▶ [Try it]: Read the lines of the data below and retrieve those with "square".

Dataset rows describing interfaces
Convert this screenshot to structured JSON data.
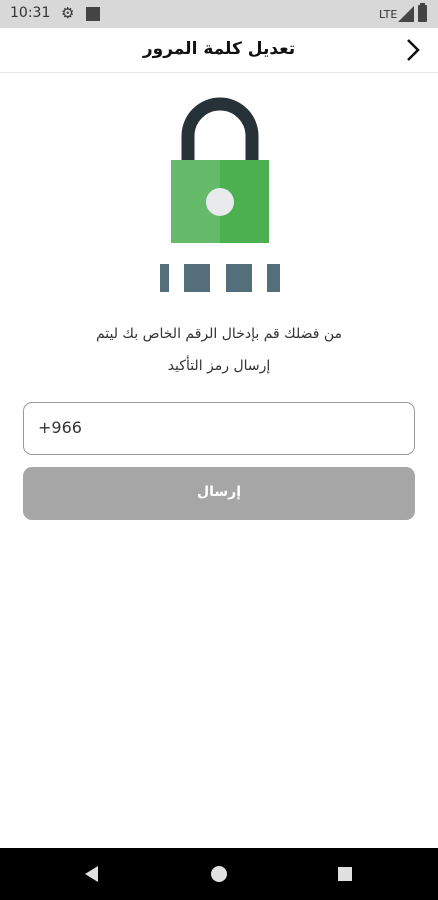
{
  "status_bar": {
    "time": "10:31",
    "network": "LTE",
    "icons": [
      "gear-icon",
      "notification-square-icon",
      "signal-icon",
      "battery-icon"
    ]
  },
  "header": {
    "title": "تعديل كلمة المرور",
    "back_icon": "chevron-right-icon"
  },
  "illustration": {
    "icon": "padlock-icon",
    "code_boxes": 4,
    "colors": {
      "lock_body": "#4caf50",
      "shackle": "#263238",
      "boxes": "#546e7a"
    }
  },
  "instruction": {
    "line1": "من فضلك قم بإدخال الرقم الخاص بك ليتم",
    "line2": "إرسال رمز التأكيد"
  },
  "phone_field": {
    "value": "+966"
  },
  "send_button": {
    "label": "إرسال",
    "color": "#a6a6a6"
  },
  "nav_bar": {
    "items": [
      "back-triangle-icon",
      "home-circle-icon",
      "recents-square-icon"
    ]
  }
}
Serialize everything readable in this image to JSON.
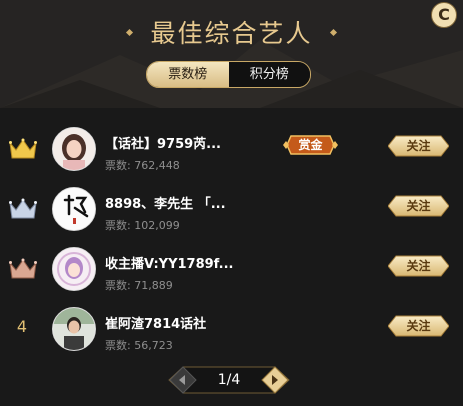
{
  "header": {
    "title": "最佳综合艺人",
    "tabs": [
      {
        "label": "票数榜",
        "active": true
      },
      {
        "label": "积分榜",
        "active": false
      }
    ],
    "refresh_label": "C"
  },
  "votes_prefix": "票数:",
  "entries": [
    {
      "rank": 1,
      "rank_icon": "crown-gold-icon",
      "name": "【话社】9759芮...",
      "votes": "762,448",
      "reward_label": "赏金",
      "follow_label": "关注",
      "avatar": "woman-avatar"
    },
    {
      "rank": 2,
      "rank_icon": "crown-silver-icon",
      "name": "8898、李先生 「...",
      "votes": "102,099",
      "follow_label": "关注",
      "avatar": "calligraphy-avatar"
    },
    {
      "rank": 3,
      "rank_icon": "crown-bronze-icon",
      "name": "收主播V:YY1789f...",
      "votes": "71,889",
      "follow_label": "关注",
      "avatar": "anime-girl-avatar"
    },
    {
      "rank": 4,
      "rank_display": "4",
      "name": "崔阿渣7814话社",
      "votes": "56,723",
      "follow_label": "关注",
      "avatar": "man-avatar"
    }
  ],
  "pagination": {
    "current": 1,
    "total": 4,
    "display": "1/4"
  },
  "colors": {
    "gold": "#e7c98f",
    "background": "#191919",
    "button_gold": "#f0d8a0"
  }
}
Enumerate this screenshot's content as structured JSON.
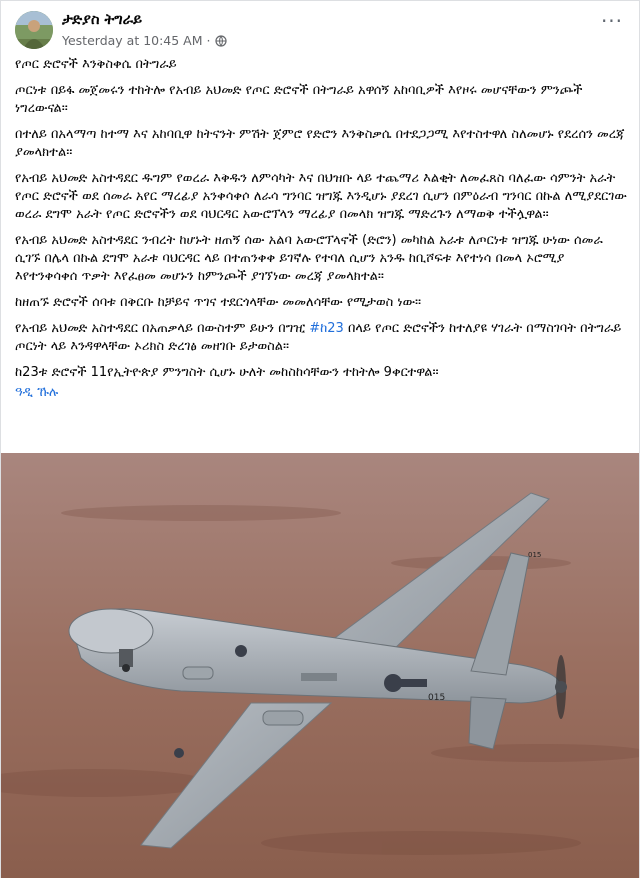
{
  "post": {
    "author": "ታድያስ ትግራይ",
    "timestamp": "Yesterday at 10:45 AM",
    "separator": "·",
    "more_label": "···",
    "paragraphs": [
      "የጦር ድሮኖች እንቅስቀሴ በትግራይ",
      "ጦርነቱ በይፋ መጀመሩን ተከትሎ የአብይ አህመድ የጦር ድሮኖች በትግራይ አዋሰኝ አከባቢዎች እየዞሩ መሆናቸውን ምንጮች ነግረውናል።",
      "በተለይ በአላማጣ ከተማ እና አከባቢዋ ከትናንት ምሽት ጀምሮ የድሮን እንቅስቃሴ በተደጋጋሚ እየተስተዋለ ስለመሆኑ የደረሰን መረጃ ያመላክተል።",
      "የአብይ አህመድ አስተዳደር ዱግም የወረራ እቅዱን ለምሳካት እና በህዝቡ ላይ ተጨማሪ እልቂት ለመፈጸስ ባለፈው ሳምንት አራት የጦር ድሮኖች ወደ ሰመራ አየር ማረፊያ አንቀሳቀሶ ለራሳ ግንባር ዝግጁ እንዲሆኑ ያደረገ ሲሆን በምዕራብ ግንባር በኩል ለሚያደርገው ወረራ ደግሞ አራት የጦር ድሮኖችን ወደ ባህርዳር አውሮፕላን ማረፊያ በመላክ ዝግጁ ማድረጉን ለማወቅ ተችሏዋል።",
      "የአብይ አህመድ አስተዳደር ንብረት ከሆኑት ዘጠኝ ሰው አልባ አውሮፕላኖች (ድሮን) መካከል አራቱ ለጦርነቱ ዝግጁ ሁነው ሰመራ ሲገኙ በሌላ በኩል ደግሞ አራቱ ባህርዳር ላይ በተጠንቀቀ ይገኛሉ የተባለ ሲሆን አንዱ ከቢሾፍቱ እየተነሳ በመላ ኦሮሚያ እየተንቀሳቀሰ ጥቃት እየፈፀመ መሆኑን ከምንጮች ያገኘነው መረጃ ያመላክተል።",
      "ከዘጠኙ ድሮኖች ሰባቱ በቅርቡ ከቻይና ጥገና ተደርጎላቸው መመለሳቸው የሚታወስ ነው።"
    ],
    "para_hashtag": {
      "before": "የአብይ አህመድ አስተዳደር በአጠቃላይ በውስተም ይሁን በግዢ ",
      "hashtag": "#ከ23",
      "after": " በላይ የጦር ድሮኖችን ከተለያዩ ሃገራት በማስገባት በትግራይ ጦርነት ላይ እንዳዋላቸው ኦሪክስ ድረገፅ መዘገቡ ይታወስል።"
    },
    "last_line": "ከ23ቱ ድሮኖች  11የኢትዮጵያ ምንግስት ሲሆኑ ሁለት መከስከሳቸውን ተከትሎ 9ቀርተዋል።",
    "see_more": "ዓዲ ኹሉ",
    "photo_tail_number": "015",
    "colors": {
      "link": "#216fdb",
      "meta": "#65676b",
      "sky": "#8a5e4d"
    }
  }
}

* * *

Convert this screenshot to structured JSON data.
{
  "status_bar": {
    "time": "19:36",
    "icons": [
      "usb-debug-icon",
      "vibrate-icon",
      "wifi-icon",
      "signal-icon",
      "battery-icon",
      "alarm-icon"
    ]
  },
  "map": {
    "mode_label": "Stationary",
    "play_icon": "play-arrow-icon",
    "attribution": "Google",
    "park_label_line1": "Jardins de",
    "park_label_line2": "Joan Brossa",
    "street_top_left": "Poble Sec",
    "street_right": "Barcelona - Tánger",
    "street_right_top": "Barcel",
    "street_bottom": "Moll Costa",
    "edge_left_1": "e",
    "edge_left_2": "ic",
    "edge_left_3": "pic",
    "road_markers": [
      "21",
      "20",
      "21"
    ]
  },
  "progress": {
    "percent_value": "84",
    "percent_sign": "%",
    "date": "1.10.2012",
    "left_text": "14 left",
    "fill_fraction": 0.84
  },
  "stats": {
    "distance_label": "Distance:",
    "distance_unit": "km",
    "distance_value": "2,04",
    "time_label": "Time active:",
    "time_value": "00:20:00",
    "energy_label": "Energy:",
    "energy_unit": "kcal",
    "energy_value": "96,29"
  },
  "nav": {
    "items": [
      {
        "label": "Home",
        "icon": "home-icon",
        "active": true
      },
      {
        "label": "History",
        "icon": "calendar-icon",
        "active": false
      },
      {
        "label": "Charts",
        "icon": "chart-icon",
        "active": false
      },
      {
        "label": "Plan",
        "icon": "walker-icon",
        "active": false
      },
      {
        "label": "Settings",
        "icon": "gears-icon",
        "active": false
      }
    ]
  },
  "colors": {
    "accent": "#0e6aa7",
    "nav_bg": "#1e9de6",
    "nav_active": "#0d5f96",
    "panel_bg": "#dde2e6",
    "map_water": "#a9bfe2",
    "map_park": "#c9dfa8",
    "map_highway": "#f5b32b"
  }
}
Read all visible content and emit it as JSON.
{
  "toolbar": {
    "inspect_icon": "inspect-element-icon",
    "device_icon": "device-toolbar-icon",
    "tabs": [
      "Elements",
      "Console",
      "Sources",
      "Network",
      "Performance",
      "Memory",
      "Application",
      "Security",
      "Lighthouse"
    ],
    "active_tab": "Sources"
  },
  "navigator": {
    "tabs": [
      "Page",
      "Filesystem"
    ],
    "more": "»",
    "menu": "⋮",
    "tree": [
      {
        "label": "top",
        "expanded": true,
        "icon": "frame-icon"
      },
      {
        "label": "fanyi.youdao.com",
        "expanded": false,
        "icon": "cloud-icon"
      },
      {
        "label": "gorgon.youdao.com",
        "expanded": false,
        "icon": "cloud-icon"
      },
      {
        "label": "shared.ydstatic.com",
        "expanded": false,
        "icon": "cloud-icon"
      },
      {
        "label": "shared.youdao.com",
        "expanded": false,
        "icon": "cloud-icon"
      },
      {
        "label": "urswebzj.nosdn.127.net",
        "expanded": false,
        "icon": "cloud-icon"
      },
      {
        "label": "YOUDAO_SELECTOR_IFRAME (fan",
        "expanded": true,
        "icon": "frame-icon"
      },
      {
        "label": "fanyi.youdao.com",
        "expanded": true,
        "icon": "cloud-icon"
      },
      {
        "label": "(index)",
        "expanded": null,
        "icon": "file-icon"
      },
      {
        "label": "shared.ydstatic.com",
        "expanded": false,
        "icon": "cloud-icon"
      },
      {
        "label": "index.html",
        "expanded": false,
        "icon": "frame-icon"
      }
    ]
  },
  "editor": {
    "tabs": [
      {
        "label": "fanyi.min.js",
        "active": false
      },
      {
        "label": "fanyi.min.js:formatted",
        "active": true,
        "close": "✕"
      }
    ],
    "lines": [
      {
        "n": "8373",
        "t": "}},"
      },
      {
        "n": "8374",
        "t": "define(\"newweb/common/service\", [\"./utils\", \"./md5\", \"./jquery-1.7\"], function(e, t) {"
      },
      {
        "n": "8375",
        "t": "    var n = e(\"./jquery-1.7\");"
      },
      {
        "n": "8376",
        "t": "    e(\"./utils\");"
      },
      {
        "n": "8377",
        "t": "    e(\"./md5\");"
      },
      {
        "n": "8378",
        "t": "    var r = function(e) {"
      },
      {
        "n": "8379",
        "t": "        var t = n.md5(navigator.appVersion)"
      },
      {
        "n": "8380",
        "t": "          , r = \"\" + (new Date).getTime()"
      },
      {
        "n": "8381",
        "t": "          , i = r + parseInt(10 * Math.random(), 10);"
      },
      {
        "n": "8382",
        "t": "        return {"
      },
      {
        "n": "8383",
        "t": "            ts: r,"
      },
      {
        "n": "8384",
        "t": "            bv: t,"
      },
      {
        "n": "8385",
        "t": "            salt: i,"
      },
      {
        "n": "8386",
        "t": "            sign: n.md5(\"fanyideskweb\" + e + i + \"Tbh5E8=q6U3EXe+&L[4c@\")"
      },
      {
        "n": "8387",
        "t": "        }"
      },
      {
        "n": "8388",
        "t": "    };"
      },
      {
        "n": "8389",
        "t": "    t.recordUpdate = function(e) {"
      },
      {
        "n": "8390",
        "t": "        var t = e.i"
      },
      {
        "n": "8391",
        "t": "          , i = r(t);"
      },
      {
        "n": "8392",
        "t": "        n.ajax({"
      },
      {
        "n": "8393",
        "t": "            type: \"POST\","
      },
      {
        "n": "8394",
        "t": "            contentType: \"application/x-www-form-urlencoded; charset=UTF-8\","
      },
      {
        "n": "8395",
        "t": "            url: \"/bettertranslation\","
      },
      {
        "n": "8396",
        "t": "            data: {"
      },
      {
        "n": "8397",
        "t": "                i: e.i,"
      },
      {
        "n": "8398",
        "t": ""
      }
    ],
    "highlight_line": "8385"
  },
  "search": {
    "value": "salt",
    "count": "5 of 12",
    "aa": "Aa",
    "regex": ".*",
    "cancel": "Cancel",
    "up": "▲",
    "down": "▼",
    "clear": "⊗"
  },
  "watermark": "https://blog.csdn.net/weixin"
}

▶ [Response to the exercise]:
      "notification-square-icon",
      "recents-square-icon"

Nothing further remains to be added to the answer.